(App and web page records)
+++
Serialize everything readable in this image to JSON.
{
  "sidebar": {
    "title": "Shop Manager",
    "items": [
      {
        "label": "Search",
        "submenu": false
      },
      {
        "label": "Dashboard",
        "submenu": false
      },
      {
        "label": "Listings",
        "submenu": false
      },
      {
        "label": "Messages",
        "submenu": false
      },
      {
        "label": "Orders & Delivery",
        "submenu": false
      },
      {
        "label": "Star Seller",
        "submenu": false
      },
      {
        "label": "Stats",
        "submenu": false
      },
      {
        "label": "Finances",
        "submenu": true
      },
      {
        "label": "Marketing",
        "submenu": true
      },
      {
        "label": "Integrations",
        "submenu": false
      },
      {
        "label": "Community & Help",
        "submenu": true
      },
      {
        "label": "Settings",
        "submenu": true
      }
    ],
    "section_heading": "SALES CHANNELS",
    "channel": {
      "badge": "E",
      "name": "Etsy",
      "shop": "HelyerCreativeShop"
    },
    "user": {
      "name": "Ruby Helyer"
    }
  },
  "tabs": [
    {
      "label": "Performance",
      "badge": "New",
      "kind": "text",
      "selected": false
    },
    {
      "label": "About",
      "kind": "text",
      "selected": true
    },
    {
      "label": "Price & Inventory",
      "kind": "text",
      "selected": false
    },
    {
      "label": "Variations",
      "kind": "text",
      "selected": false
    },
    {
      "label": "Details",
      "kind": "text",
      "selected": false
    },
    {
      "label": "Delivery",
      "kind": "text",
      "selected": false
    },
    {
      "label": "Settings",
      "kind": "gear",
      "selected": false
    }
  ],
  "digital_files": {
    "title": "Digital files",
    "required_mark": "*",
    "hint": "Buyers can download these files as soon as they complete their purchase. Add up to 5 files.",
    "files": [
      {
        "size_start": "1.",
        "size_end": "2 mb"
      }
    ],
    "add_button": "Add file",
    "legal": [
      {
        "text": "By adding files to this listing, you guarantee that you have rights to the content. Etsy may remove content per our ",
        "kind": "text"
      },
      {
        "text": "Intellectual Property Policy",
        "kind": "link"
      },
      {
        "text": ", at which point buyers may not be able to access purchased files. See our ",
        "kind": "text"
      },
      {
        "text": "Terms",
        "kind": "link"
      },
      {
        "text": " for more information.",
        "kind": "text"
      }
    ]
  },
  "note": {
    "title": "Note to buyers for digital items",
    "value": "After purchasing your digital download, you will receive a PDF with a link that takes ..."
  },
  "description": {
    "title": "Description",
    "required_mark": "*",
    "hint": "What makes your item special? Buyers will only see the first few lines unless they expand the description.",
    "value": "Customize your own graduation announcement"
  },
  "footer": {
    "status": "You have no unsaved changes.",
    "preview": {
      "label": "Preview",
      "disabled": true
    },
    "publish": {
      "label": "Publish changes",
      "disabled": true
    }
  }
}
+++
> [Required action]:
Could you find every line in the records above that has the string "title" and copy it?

> [Answer to the exercise]:
    "title": "Shop Manager",
    "title": "Digital files",
    "title": "Note to buyers for digital items",
    "title": "Description",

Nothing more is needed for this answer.